Methylenedioxymethamphetamine (MDMA, or ecstasy) first garnered attention as a popular “club drug” over 20 years ago in the US. Initially it was considered a safe and fun substance strictly amongst those on the all-night rave/party circuit, but now there are an estimated 10 million Americans who admit having used ecstasy at least one time.
What is ecstasy, exactly? The National Institute on Drug Abuse reports that it is illegal drug is both a stimulant and a powerful hallucinogenic substance. When consumed, ecstasy makes the user feel high energy and distorted perception. It is usually ingested in a small tablet form orally, and the high can last up to 6 hours long. Demographically speaking, ecstasy use is more common amongst those under the age of 25, but teenagers and young adults have reported taking ecstasy as well.
Ecstasy abuse has been steadily on the rise since the early 1990s, and it is known to potentially cause lasting damage to important brain cells damage.

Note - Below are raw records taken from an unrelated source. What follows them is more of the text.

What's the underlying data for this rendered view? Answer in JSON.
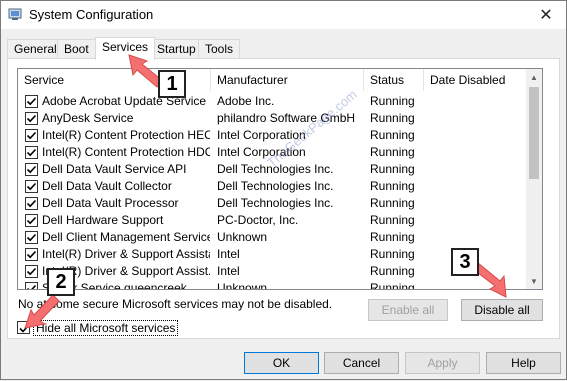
{
  "window": {
    "title": "System Configuration",
    "close_glyph": "✕"
  },
  "tabs": [
    {
      "label": "General"
    },
    {
      "label": "Boot"
    },
    {
      "label": "Services"
    },
    {
      "label": "Startup"
    },
    {
      "label": "Tools"
    }
  ],
  "columns": [
    "Service",
    "Manufacturer",
    "Status",
    "Date Disabled"
  ],
  "rows": [
    {
      "service": "Adobe Acrobat Update Service",
      "manufacturer": "Adobe Inc.",
      "status": "Running",
      "checked": true
    },
    {
      "service": "AnyDesk Service",
      "manufacturer": "philandro Software GmbH",
      "status": "Running",
      "checked": true
    },
    {
      "service": "Intel(R) Content Protection HEC...",
      "manufacturer": "Intel Corporation",
      "status": "Running",
      "checked": true
    },
    {
      "service": "Intel(R) Content Protection HDC...",
      "manufacturer": "Intel Corporation",
      "status": "Running",
      "checked": true
    },
    {
      "service": "Dell Data Vault Service API",
      "manufacturer": "Dell Technologies Inc.",
      "status": "Running",
      "checked": true
    },
    {
      "service": "Dell Data Vault Collector",
      "manufacturer": "Dell Technologies Inc.",
      "status": "Running",
      "checked": true
    },
    {
      "service": "Dell Data Vault Processor",
      "manufacturer": "Dell Technologies Inc.",
      "status": "Running",
      "checked": true
    },
    {
      "service": "Dell Hardware Support",
      "manufacturer": "PC-Doctor, Inc.",
      "status": "Running",
      "checked": true
    },
    {
      "service": "Dell Client Management Service",
      "manufacturer": "Unknown",
      "status": "Running",
      "checked": true
    },
    {
      "service": "Intel(R) Driver & Support Assistant",
      "manufacturer": "Intel",
      "status": "Running",
      "checked": true
    },
    {
      "service": "Intel(R) Driver & Support Assist...",
      "manufacturer": "Intel",
      "status": "Running",
      "checked": true
    },
    {
      "service": "Server Service queencreek",
      "manufacturer": "Unknown",
      "status": "Running",
      "checked": true
    }
  ],
  "note": "No    at some secure Microsoft services may not be disabled.",
  "buttons": {
    "enable_all": "Enable all",
    "disable_all": "Disable all",
    "ok": "OK",
    "cancel": "Cancel",
    "apply": "Apply",
    "help": "Help"
  },
  "hide_ms": {
    "label": "Hide all Microsoft services",
    "checked": true
  },
  "annotations": {
    "step1": "1",
    "step2": "2",
    "step3": "3"
  },
  "colors": {
    "arrow": "#f47070",
    "focus": "#0078d7"
  },
  "watermark": "TheGeekPage.com"
}
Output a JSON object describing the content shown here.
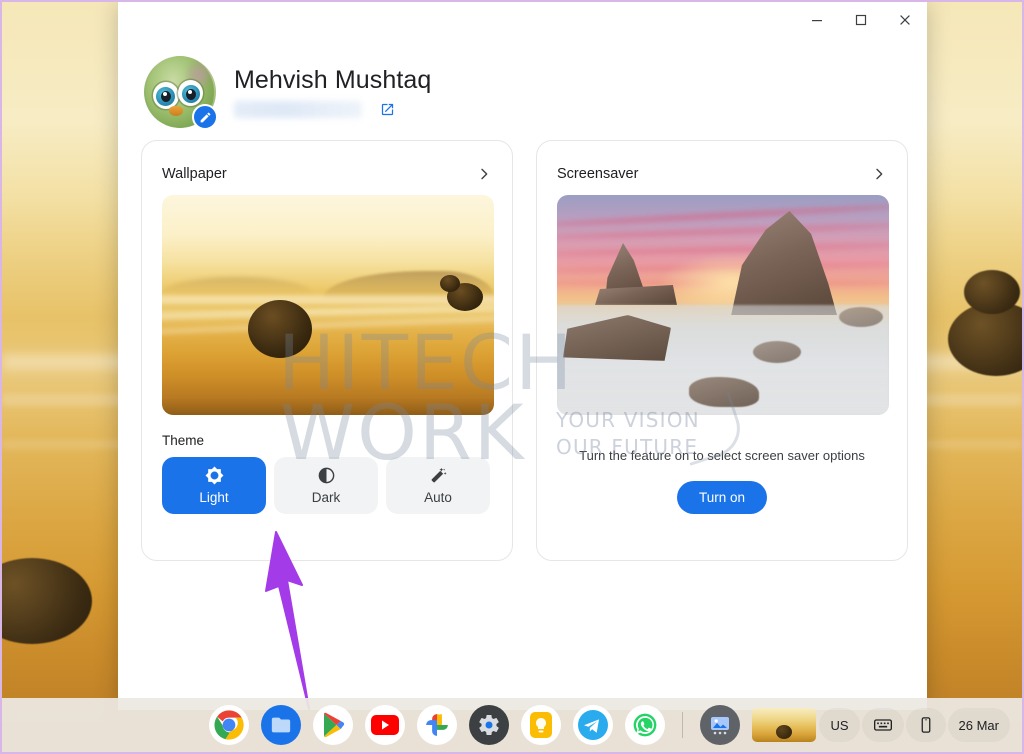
{
  "window": {
    "controls": [
      {
        "name": "minimize",
        "glyph": "minimize-icon",
        "label": "Minimize"
      },
      {
        "name": "maximize",
        "glyph": "maximize-icon",
        "label": "Maximize"
      },
      {
        "name": "close",
        "glyph": "close-icon",
        "label": "Close"
      }
    ]
  },
  "profile": {
    "name": "Mehvish Mushtaq",
    "email": "",
    "email_hidden": true,
    "avatar_icon": "user-avatar",
    "edit_icon": "pencil-icon",
    "external_link_icon": "open-in-new-icon"
  },
  "wallpaper_card": {
    "title": "Wallpaper",
    "chevron_icon": "chevron-right-icon",
    "preview_icon": "wallpaper-preview-beach-sunset",
    "theme": {
      "label": "Theme",
      "selected": "Light",
      "options": [
        {
          "label": "Light",
          "icon": "brightness-sun-icon",
          "selected": true
        },
        {
          "label": "Dark",
          "icon": "contrast-half-circle-icon",
          "selected": false
        },
        {
          "label": "Auto",
          "icon": "magic-wand-sparkle-icon",
          "selected": false
        }
      ]
    }
  },
  "screensaver_card": {
    "title": "Screensaver",
    "chevron_icon": "chevron-right-icon",
    "preview_icon": "screensaver-preview-cathedral-rocks",
    "message": "Turn the feature on to select screen saver options",
    "button_label": "Turn on"
  },
  "watermark": {
    "line1": "HITECH",
    "line2": "WORK",
    "tagline1": "YOUR VISION",
    "tagline2": "OUR FUTURE"
  },
  "shelf": {
    "apps": [
      {
        "name": "chrome",
        "label": "Chrome",
        "running": false
      },
      {
        "name": "files",
        "label": "Files",
        "running": false
      },
      {
        "name": "play-store",
        "label": "Play Store",
        "running": false
      },
      {
        "name": "youtube",
        "label": "YouTube",
        "running": false
      },
      {
        "name": "photos",
        "label": "Google Photos",
        "running": false
      },
      {
        "name": "settings",
        "label": "Settings",
        "running": true
      },
      {
        "name": "keep",
        "label": "Keep",
        "running": false
      },
      {
        "name": "telegram",
        "label": "Telegram",
        "running": false
      },
      {
        "name": "whatsapp",
        "label": "WhatsApp",
        "running": false
      },
      {
        "name": "gallery",
        "label": "Gallery",
        "running": true
      }
    ],
    "wallpaper_thumb": "wallpaper-thumbnail",
    "status": {
      "keyboard_layout": "US",
      "keyboard_icon": "keyboard-icon",
      "device_icon": "phone-hub-icon",
      "date": "26 Mar"
    }
  },
  "annotation": {
    "arrow_icon": "arrow-pointer-up-left",
    "color": "#a33ce8"
  },
  "colors": {
    "accent": "#1a73e8",
    "surface": "#ffffff",
    "chip": "#f1f3f4",
    "text": "#202124",
    "shelf": "#ece8e1",
    "annotation": "#a33ce8"
  }
}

In more recent years reports have surfaced indicating that ecstasy tablets can be mixed with other drugs and chemicals, raising health concerns in addition to those already in existence, due to the sheer unpredictability of the substance.
Dangers and Effects of Ecstasy
Although many myths surround ecstasy which state the drug is not addictive, research has disproven this and shown that ecstasy, like all other drugs, can be highly addictive for many abusers.
Because ecstasy produces both stimulant and hallucinogenic effects on its abusers, the high can be particularly dangerous in the arena of awareness, perception, sexual interaction and cardiovascular function.
Some of the desirable feelings that can be associated with an ecstasy high include:
- Emotional warmth
- Seemingly “enhanced” perceptive skills
- Mental and physical stimulation
- Strong attraction to others
Not all ecstasy users react the same way to the drug. While one person may experience temporary positive feelings, others experience:
- Recklessness and loss of control
Ecstasy is not considered safe or harmless, rather it is classified on a federal level as an illegal and dangerous drug with a laundry list of negative effects on personal health. Some of the acute or chronic physical damages of ecstasy can include:
- Nausea, vomiting and a loss of appetite
- Difficulties with vision
- Muscle cramps
- Jaw clenching and teeth grinding
- Feeling faint or weak
More severe adverse reactions to ecstasy can include high blood pressure, loss of consciousness, respiratory difficulties, seizures and heart failure. All of these conditions, if not rapidly responded to, can be fatal.
Because ecstasy is most popular amongst the rave scene and in dance settings, cases of extreme dehydration and hyperthermia (overheating; rapid rise in body temperature) are also common. This condition can result in kidney failure and other health problems.
Rehab for Ecstasy Addiction
Because it has become more apparent to treatment professionals that ecstasy abusers are at risk of addiction, rehab for MDMA dependency has become more mainstream.
Some ecstasy abusers report that the extreme and powerful high of MDMA produces an extreme adverse “crash” following the 3-6 hour long high. Severe depression, fear, anxiety and other negative emotions are seemingly only resolved by taking another hit of ecstasy.
Proven workable methods of rehab for ecstasy addiction include:
- Emotional Counseling
Learning techniques for dealing with negative emotions without leaning on substance abuse as a means of escape.
- Life Skills and Goal Setting
Rehabilitating basic life skills (such as communication, planning and organizing) for the achievement of one’s goals.
- Support Structure Development
Choosing the right friends, family and loved ones and learning to utilize this support structure in times of need. It is important to know the signs of Ecstasy use and help the abuser see treatment as soon as possible. As stated above the depressive symptoms of using this drug continue to increase with continued use.